**RECORDS TO USE:**

++++++

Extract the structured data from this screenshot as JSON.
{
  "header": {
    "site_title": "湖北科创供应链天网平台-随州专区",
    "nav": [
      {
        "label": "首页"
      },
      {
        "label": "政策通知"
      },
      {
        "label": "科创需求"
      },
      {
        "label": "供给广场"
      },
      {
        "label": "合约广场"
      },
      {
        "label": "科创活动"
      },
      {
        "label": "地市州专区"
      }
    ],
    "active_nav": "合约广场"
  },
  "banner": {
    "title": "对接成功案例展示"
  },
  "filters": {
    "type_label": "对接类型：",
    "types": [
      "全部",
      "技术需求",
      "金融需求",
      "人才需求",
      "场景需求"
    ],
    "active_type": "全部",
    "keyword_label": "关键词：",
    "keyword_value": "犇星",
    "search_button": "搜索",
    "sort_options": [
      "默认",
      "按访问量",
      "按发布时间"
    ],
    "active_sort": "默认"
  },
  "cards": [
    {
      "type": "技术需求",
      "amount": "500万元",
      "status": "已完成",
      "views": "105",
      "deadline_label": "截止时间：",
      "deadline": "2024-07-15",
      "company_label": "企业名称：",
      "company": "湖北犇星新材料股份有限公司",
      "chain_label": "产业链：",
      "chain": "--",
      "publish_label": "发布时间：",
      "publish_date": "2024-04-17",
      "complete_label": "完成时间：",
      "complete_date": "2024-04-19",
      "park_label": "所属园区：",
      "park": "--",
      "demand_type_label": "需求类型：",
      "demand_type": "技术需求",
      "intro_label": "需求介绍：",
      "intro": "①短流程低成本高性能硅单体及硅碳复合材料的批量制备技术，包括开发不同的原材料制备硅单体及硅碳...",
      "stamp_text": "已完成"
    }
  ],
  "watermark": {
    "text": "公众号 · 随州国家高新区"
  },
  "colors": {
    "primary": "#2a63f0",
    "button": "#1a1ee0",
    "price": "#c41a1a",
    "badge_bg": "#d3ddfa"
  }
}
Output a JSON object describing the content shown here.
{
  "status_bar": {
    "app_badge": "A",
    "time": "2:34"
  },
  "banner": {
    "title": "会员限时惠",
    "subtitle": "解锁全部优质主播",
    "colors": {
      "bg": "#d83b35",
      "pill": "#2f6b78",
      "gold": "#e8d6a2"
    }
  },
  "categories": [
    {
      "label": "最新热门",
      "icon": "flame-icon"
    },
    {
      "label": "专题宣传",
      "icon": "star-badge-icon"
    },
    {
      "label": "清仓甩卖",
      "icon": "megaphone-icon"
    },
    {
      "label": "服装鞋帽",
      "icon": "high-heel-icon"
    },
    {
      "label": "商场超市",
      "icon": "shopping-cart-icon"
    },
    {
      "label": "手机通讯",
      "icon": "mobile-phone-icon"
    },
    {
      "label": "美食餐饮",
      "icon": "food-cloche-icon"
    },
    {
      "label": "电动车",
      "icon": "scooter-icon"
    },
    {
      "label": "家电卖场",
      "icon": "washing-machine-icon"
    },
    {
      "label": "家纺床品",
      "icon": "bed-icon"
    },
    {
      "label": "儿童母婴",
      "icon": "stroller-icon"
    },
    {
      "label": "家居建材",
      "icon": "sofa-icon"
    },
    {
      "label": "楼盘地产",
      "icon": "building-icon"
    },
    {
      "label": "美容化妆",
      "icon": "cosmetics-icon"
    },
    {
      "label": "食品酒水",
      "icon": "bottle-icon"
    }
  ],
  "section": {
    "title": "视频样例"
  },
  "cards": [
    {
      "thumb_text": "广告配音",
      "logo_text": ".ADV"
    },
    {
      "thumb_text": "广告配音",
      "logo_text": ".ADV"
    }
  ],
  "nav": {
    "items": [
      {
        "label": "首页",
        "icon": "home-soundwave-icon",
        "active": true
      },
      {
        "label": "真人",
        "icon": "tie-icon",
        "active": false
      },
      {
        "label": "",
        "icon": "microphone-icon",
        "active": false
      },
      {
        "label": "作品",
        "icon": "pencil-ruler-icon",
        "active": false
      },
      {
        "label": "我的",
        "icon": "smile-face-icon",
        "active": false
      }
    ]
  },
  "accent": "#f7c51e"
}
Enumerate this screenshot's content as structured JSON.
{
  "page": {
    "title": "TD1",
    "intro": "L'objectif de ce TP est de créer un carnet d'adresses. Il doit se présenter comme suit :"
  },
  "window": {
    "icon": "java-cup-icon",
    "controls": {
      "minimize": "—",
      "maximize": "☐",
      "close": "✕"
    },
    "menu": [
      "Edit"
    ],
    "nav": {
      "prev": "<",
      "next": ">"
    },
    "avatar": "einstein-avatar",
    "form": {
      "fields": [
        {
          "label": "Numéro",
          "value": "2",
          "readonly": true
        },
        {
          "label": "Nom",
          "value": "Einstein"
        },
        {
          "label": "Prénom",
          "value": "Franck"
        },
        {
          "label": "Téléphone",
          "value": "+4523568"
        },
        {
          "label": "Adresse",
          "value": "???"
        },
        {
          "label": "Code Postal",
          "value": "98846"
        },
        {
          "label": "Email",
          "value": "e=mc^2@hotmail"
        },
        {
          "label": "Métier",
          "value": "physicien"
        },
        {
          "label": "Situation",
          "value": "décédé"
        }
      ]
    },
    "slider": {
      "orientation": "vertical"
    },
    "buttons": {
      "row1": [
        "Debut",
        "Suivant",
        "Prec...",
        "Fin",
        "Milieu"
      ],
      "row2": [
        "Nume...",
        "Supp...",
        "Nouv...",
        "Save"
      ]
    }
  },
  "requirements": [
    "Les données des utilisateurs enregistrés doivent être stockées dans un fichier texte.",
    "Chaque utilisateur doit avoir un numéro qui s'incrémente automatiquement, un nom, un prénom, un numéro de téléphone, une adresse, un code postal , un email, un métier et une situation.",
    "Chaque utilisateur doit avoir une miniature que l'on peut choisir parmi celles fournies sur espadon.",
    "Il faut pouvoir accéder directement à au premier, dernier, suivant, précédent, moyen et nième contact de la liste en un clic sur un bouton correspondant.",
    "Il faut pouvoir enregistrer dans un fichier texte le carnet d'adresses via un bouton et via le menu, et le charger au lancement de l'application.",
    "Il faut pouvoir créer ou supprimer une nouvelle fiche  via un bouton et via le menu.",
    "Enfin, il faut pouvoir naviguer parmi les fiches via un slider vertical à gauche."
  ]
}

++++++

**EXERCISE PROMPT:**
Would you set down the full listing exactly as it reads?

**RESULT FOR THIS TASK:**
Extract the structured data from this screenshot as JSON.
{
  "header": {
    "site_title": "湖北科创供应链天网平台-随州专区",
    "nav": [
      {
        "label": "首页"
      },
      {
        "label": "政策通知"
      },
      {
        "label": "科创需求"
      },
      {
        "label": "供给广场"
      },
      {
        "label": "合约广场"
      },
      {
        "label": "科创活动"
      },
      {
        "label": "地市州专区"
      }
    ],
    "active_nav": "合约广场"
  },
  "banner": {
    "title": "对接成功案例展示"
  },
  "filters": {
    "type_label": "对接类型：",
    "types": [
      "全部",
      "技术需求",
      "金融需求",
      "人才需求",
      "场景需求"
    ],
    "active_type": "全部",
    "keyword_label": "关键词：",
    "keyword_value": "犇星",
    "search_button": "搜索",
    "sort_options": [
      "默认",
      "按访问量",
      "按发布时间"
    ],
    "active_sort": "默认"
  },
  "cards": [
    {
      "type": "技术需求",
      "amount": "500万元",
      "status": "已完成",
      "views": "105",
      "deadline_label": "截止时间：",
      "deadline": "2024-07-15",
      "company_label": "企业名称：",
      "company": "湖北犇星新材料股份有限公司",
      "chain_label": "产业链：",
      "chain": "--",
      "publish_label": "发布时间：",
      "publish_date": "2024-04-17",
      "complete_label": "完成时间：",
      "complete_date": "2024-04-19",
      "park_label": "所属园区：",
      "park": "--",
      "demand_type_label": "需求类型：",
      "demand_type": "技术需求",
      "intro_label": "需求介绍：",
      "intro": "①短流程低成本高性能硅单体及硅碳复合材料的批量制备技术，包括开发不同的原材料制备硅单体及硅碳...",
      "stamp_text": "已完成"
    }
  ],
  "watermark": {
    "text": "公众号 · 随州国家高新区"
  },
  "colors": {
    "primary": "#2a63f0",
    "button": "#1a1ee0",
    "price": "#c41a1a",
    "badge_bg": "#d3ddfa"
  }
}
Output a JSON object describing the content shown here.
{
  "status_bar": {
    "app_badge": "A",
    "time": "2:34"
  },
  "banner": {
    "title": "会员限时惠",
    "subtitle": "解锁全部优质主播",
    "colors": {
      "bg": "#d83b35",
      "pill": "#2f6b78",
      "gold": "#e8d6a2"
    }
  },
  "categories": [
    {
      "label": "最新热门",
      "icon": "flame-icon"
    },
    {
      "label": "专题宣传",
      "icon": "star-badge-icon"
    },
    {
      "label": "清仓甩卖",
      "icon": "megaphone-icon"
    },
    {
      "label": "服装鞋帽",
      "icon": "high-heel-icon"
    },
    {
      "label": "商场超市",
      "icon": "shopping-cart-icon"
    },
    {
      "label": "手机通讯",
      "icon": "mobile-phone-icon"
    },
    {
      "label": "美食餐饮",
      "icon": "food-cloche-icon"
    },
    {
      "label": "电动车",
      "icon": "scooter-icon"
    },
    {
      "label": "家电卖场",
      "icon": "washing-machine-icon"
    },
    {
      "label": "家纺床品",
      "icon": "bed-icon"
    },
    {
      "label": "儿童母婴",
      "icon": "stroller-icon"
    },
    {
      "label": "家居建材",
      "icon": "sofa-icon"
    },
    {
      "label": "楼盘地产",
      "icon": "building-icon"
    },
    {
      "label": "美容化妆",
      "icon": "cosmetics-icon"
    },
    {
      "label": "食品酒水",
      "icon": "bottle-icon"
    }
  ],
  "section": {
    "title": "视频样例"
  },
  "cards": [
    {
      "thumb_text": "广告配音",
      "logo_text": ".ADV"
    },
    {
      "thumb_text": "广告配音",
      "logo_text": ".ADV"
    }
  ],
  "nav": {
    "items": [
      {
        "label": "首页",
        "icon": "home-soundwave-icon",
        "active": true
      },
      {
        "label": "真人",
        "icon": "tie-icon",
        "active": false
      },
      {
        "label": "",
        "icon": "microphone-icon",
        "active": false
      },
      {
        "label": "作品",
        "icon": "pencil-ruler-icon",
        "active": false
      },
      {
        "label": "我的",
        "icon": "smile-face-icon",
        "active": false
      }
    ]
  },
  "accent": "#f7c51e"
}
Enumerate this screenshot's content as structured JSON.
{
  "page": {
    "title": "TD1",
    "intro": "L'objectif de ce TP est de créer un carnet d'adresses. Il doit se présenter comme suit :"
  },
  "window": {
    "icon": "java-cup-icon",
    "controls": {
      "minimize": "—",
      "maximize": "☐",
      "close": "✕"
    },
    "menu": [
      "Edit"
    ],
    "nav": {
      "prev": "<",
      "next": ">"
    },
    "avatar": "einstein-avatar",
    "form": {
      "fields": [
        {
          "label": "Numéro",
          "value": "2",
          "readonly": true
        },
        {
          "label": "Nom",
          "value": "Einstein"
        },
        {
          "label": "Prénom",
          "value": "Franck"
        },
        {
          "label": "Téléphone",
          "value": "+4523568"
        },
        {
          "label": "Adresse",
          "value": "???"
        },
        {
          "label": "Code Postal",
          "value": "98846"
        },
        {
          "label": "Email",
          "value": "e=mc^2@hotmail"
        },
        {
          "label": "Métier",
          "value": "physicien"
        },
        {
          "label": "Situation",
          "value": "décédé"
        }
      ]
    },
    "slider": {
      "orientation": "vertical"
    },
    "buttons": {
      "row1": [
        "Debut",
        "Suivant",
        "Prec...",
        "Fin",
        "Milieu"
      ],
      "row2": [
        "Nume...",
        "Supp...",
        "Nouv...",
        "Save"
      ]
    }
  },
  "requirements": [
    "Les données des utilisateurs enregistrés doivent être stockées dans un fichier texte.",
    "Chaque utilisateur doit avoir un numéro qui s'incrémente automatiquement, un nom, un prénom, un numéro de téléphone, une adresse, un code postal , un email, un métier et une situation.",
    "Chaque utilisateur doit avoir une miniature que l'on peut choisir parmi celles fournies sur espadon.",
    "Il faut pouvoir accéder directement à au premier, dernier, suivant, précédent, moyen et nième contact de la liste en un clic sur un bouton correspondant.",
    "Il faut pouvoir enregistrer dans un fichier texte le carnet d'adresses via un bouton et via le menu, et le charger au lancement de l'application.",
    "Il faut pouvoir créer ou supprimer une nouvelle fiche  via un bouton et via le menu.",
    "Enfin, il faut pouvoir naviguer parmi les fiches via un slider vertical à gauche."
  ]
}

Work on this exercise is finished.